Trans Sexual Health
Read our sexual health advice and information for people who are a different gender to the gender they were labelled as at birth.
Condoms are your best defence against STIs
If you’re having sex with someone condoms are your best defence against sexually transmitted infections. External condoms (for penises) and internal condoms (for vaginas or bums) are both available from our groups and local sexual health clinics. An internal and external condom should not be used at the same time. To use internal condoms in the anus the top ring of the condom needs to be removed.
Lube is important!
Lube not only makes sex more enjoyable, but it also reduces the risk of a condom breaking. Some people with vaginas can find the hormones they are taking as part of their transition may reduce the natural lubrication the vagina makes, so lube is good to ensure sex is comfortable in these situations.

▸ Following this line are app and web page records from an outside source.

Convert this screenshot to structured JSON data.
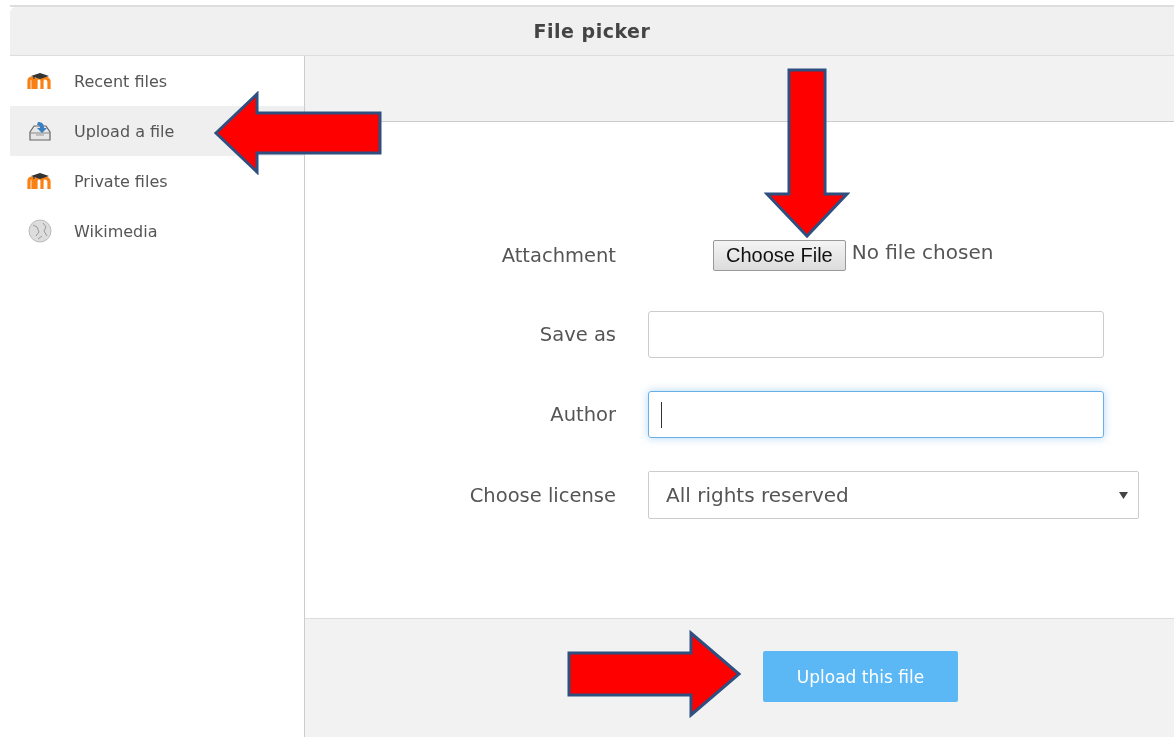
{
  "window": {
    "title": "File picker"
  },
  "sidebar": {
    "items": [
      {
        "label": "Recent files",
        "kind": "moodle",
        "selected": false
      },
      {
        "label": "Upload a file",
        "kind": "upload",
        "selected": true
      },
      {
        "label": "Private files",
        "kind": "moodle",
        "selected": false
      },
      {
        "label": "Wikimedia",
        "kind": "globe",
        "selected": false
      }
    ]
  },
  "form": {
    "file": {
      "label": "Attachment",
      "button": "Choose File",
      "status": "No file chosen"
    },
    "fields": [
      {
        "label": "Save as",
        "kind": "text",
        "focused": false
      },
      {
        "label": "Author",
        "kind": "text",
        "focused": true
      },
      {
        "label": "Choose license",
        "kind": "select",
        "value": "All rights reserved"
      }
    ]
  },
  "footer": {
    "button": "Upload this file"
  },
  "callout_arrows": [
    {
      "kind": "left"
    },
    {
      "kind": "down"
    },
    {
      "kind": "right"
    }
  ]
}
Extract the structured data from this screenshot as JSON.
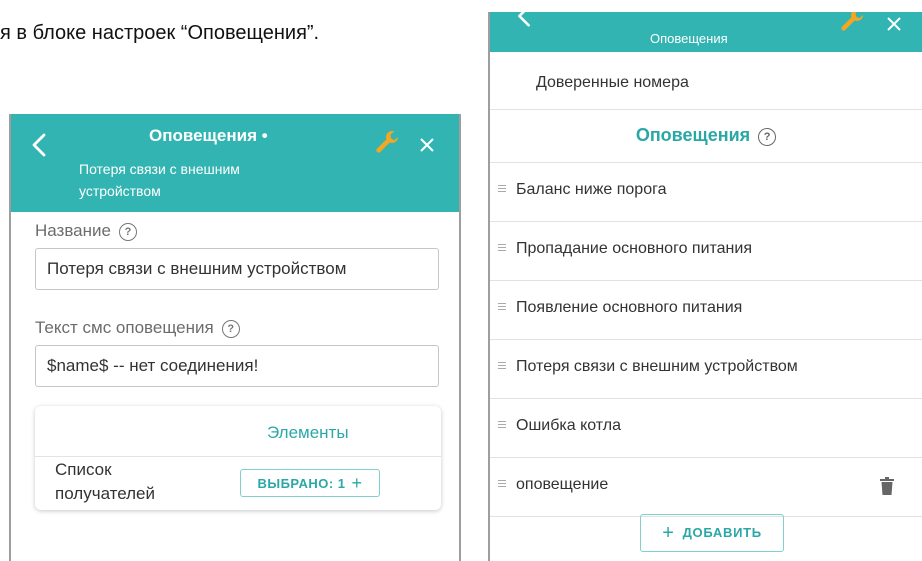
{
  "doc": {
    "caption_fragment": "я в блоке настроек “Оповещения”."
  },
  "left": {
    "header": {
      "title": "Оповещения •",
      "subtitle": "Потеря связи с внешним устройством"
    },
    "name_field": {
      "label": "Название",
      "value": "Потеря связи с внешним устройством"
    },
    "sms_field": {
      "label": "Текст смс оповещения",
      "value": "$name$ -- нет соединения!"
    },
    "elements_card": {
      "tab": "Элементы",
      "recipients_label": "Список получателей",
      "selected_button": "ВЫБРАНО: 1"
    },
    "help_glyph": "?"
  },
  "right": {
    "header": {
      "subtitle": "Оповещения"
    },
    "trusted_numbers": "Доверенные номера",
    "section_title": "Оповещения",
    "items": [
      {
        "label": "Баланс ниже порога"
      },
      {
        "label": "Пропадание основного питания"
      },
      {
        "label": "Появление основного питания"
      },
      {
        "label": "Потеря связи с внешним устройством"
      },
      {
        "label": "Ошибка котла"
      },
      {
        "label": "оповещение"
      }
    ],
    "add_button": "ДОБАВИТЬ"
  },
  "colors": {
    "header": "#32b4b2",
    "accent": "#2aa8a6",
    "wrench": "#f5a623"
  },
  "icons": [
    "back-arrow-icon",
    "wrench-icon",
    "close-icon",
    "help-icon",
    "drag-handle-icon",
    "trash-icon",
    "plus-icon"
  ]
}
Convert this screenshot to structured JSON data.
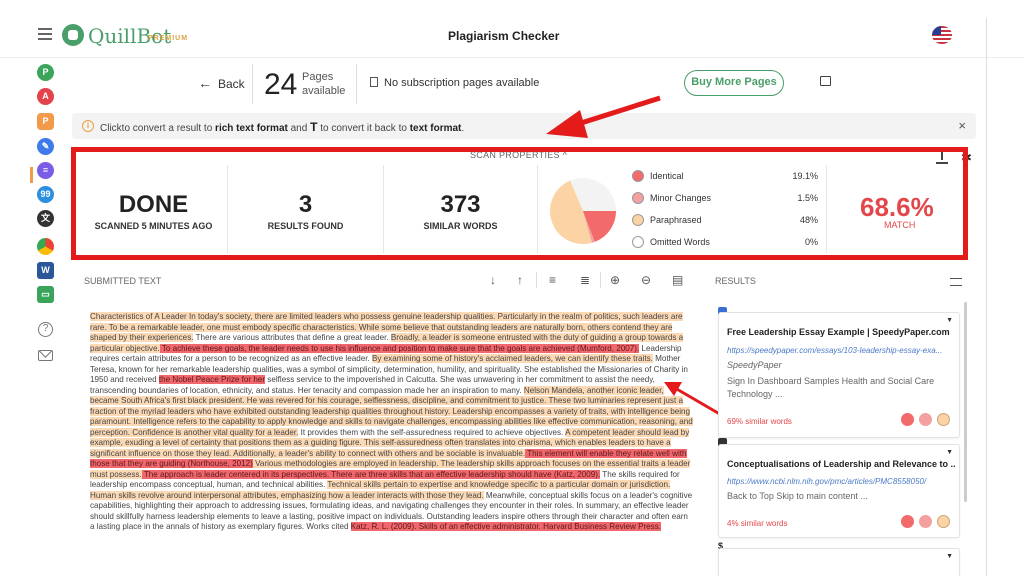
{
  "app": {
    "brand": "QuillBot",
    "tier": "PREMIUM",
    "page_title": "Plagiarism Checker"
  },
  "sidebar": {
    "icons": [
      "paraphraser-icon",
      "grammar-icon",
      "plagiarism-icon",
      "cowriter-icon",
      "summarizer-icon",
      "citation-icon",
      "translator-icon",
      "chrome-extension-icon",
      "word-addin-icon",
      "desktop-icon",
      "help-icon",
      "mail-icon"
    ]
  },
  "header": {
    "back_label": "Back",
    "pages_count": "24",
    "pages_label": "Pages available",
    "subscription_note": "No subscription pages available",
    "buy_button": "Buy More Pages"
  },
  "banner": {
    "text_prefix": "Clickto convert a result to ",
    "bold1": "rich text format",
    "text_mid": " and ",
    "glyph": "T",
    "text_mid2": " to convert it back to ",
    "bold2": "text format",
    "text_end": ".",
    "close": "×"
  },
  "scan": {
    "header": "SCAN PROPERTIES ^",
    "status": "DONE",
    "status_label": "SCANNED 5 MINUTES AGO",
    "results_count": "3",
    "results_label": "RESULTS FOUND",
    "similar_words": "373",
    "similar_label": "SIMILAR WORDS",
    "match": "68.6%",
    "match_label": "MATCH"
  },
  "chart_data": {
    "type": "pie",
    "categories": [
      "Identical",
      "Minor Changes",
      "Paraphrased",
      "Omitted Words"
    ],
    "values": [
      19.1,
      1.5,
      48,
      0
    ],
    "labels": [
      "19.1%",
      "1.5%",
      "48%",
      "0%"
    ],
    "colors": [
      "#f26a6a",
      "#f2a0a0",
      "#fbd3a5",
      "#ffffff"
    ],
    "remainder_color": "#f3f3f3"
  },
  "submitted": {
    "header": "SUBMITTED TEXT",
    "segments": [
      {
        "t": "Characteristics of A Leader In today's society, there are limited leaders who possess genuine leadership qualities. Particularly in the realm of politics, such leaders are rare. To be a remarkable leader, one must embody specific characteristics. While some believe that outstanding leaders are naturally born, others contend they are shaped by their experiences.",
        "c": "y"
      },
      {
        "t": " There are various attributes that define a great leader. ",
        "c": ""
      },
      {
        "t": "Broadly, a leader is someone entrusted with the duty of guiding a group towards a particular objective.",
        "c": "y"
      },
      {
        "t": " To achieve these goals, the leader needs to use his influence and position to make sure that the goals are achieved (Mumford, 2007).",
        "c": "r"
      },
      {
        "t": " Leadership requires certain attributes for a person to be recognized as an effective leader. ",
        "c": ""
      },
      {
        "t": "By examining some of history's acclaimed leaders, we can identify these traits.",
        "c": "y"
      },
      {
        "t": " Mother Teresa, known for her remarkable leadership qualities, was a symbol of simplicity, determination, humility, and spirituality. She established the Missionaries of Charity in 1950 and received ",
        "c": ""
      },
      {
        "t": "the Nobel Peace Prize for her",
        "c": "r"
      },
      {
        "t": " selfless service to the impoverished in Calcutta. She was unwavering in her commitment to assist the needy, transcending boundaries of location, ethnicity, and status. Her tenacity and compassion made her an inspiration to many. ",
        "c": ""
      },
      {
        "t": "Nelson Mandela, another iconic leader, became South Africa's first black president. He was revered for his courage, selflessness, discipline, and commitment to justice. These two luminaries represent just a fraction of the myriad leaders who have exhibited outstanding leadership qualities throughout history. Leadership encompasses a variety of traits, with intelligence being paramount. Intelligence refers to the capability to apply knowledge and skills to navigate challenges, encompassing abilities like effective communication, reasoning, and perception. Confidence is another vital quality for a leader.",
        "c": "y"
      },
      {
        "t": " It provides them with the self-assuredness required to achieve objectives. ",
        "c": ""
      },
      {
        "t": "A competent leader should lead by example, exuding a level of certainty that positions them as a guiding figure. This self-assuredness often translates into charisma, which enables leaders to have a significant influence on those they lead. Additionally, a leader's ability to connect with others and be sociable is invaluable.",
        "c": "y"
      },
      {
        "t": " This element will enable they relate well with those that they are guiding (Northouse, 2012)",
        "c": "r"
      },
      {
        "t": " Various methodologies are employed in leadership. The leadership skills approach focuses on the essential traits a leader must possess.",
        "c": "y"
      },
      {
        "t": " The approach is leader centered in its perspectives. There are three skills that an effective leadership should have (Katz, 2009).",
        "c": "r"
      },
      {
        "t": " The skills required for leadership encompass conceptual, human, and technical abilities. ",
        "c": ""
      },
      {
        "t": "Technical skills pertain to expertise and knowledge specific to a particular domain or jurisdiction. Human skills revolve around interpersonal attributes, emphasizing how a leader interacts with those they lead.",
        "c": "y"
      },
      {
        "t": " Meanwhile, conceptual skills focus on a leader's cognitive capabilities, highlighting their approach to addressing issues, formulating ideas, and navigating challenges they encounter in their roles. In summary, an effective leader should skillfully harness leadership elements to leave a lasting, positive impact on individuals. Outstanding leaders inspire others through their character and often earn a lasting place in the annals of history as exemplary figures. Works cited ",
        "c": ""
      },
      {
        "t": "Katz, R. L. (2009). Skills of an effective administrator. Harvard Business Review Press.",
        "c": "r"
      }
    ]
  },
  "results": {
    "header": "RESULTS",
    "items": [
      {
        "title": "Free Leadership Essay Example | SpeedyPaper.com",
        "url": "https://speedypaper.com/essays/103-leadership-essay-exa...",
        "source": "SpeedyPaper",
        "snippet": "Sign In Dashboard Samples Health and Social Care Technology ...",
        "similar": "69% similar words"
      },
      {
        "title": "Conceptualisations of Leadership and Relevance to ...",
        "url": "https://www.ncbi.nlm.nih.gov/pmc/articles/PMC8558050/",
        "source": "",
        "snippet": "Back to Top Skip to main content ...",
        "similar": "4% similar words"
      },
      {
        "title": "",
        "url": "",
        "source": "",
        "snippet": "",
        "similar": ""
      }
    ]
  }
}
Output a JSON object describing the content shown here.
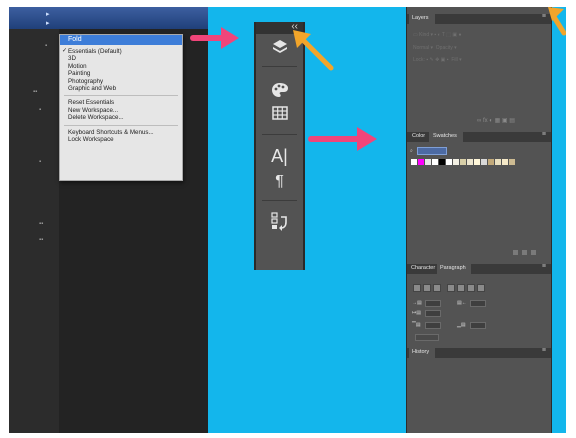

Avoid oil-based lube as this can erode condoms and make them break. Silicone-based lube is good for anal sex as it lasts quite a while, but it shouldn’t be used with sex toys which have silicone in them as this can damage the toy. Water-based lube is good to use with condoms and sex toys so it’s a great all-rounder! You can get this from our groups, C-Card packs and sexual health clinics.
Lower surgery and condoms
Condoms for penises come in different sizes, shapes and materials (including latex-allergy free) so you should be able to find one suitable for you to ensure you’re being as safe as possible.
If you’ve had a metoidioplasty (a type of genital surgery that creates a small penis) or enough testosterone-enhanced clitoral growth for penetration, an internal condom is the safest barrier method for you to use with your partner.
Not all trans women can use internal condoms – it will depend upon the depth of your vagina.
Dental dams are a latex sheet that can be used for oral sex on a vagina or anus (rimming) to protect against STIs. Remember to only use one side of the barrier; don’t flip it around and use the other side.
Sharing sex toys (including strap-ons)
STIs and other bacterial infections can be passed on through sharing sex toys, so you should use a condom on any sex toys you may be sharing. If a condom can’t be used on the toy you should wash thoroughly between each use.
Lower surgery and HIV
If you've recently had lower surgery and have unhealed skin, this could make it easier for you to acquire or pass on HIV, as bleeding can provide a route into or out of your body. Avoid sex if you have any open wounds or sores, but if you do have sex, use a condom and try to make sure it’s not too rough to reduce your risk.
Reducing risk of HIV transmission after sex
If a condom breaks, you may be able to take post-exposure prophylaxis (PEP) treatment to reduce the risk of HIV infection. You can access this from a sexual health clinic or from A&E and this must be started within 72 hours.
Don’t forget about consent!
It can be exciting to discover your new gender identity and try different things with regards to sex, but one thing should never change and that is consent. Consent must be given for each sexual act by everyone involved. You shouldn’t feel pressured to do something you’re not comfortable with because someone assumes that’s what you should be into because of your gender identity.
Visiting a sexual health clinic
When you visit one of our sexual health clinics, you will be asked to fill in a registration form. We ask for your gender at birth as well as your gender identity. It’s important to ask both of these questions as gender at birth can help us determine which tests to run, and gender identity can help us identify which pronouns you’d like us to use.
We can help support you to attend the clinic if you’re worried, get in touch with us to discuss this by emailing firstname.lastname@example.org.
Generally speaking, to test for chlamydia and gonorrhoea we will ask people with a penis to provide a urine sample and people with a vagina to provide a swab sample, which you may be able to do yourself. If you tell the clinician you see about any genital surgeries you’ve had this can help them determine the best way to collect your sample.
Testing for HIV and syphilis is a blood test so this is the same for everyone.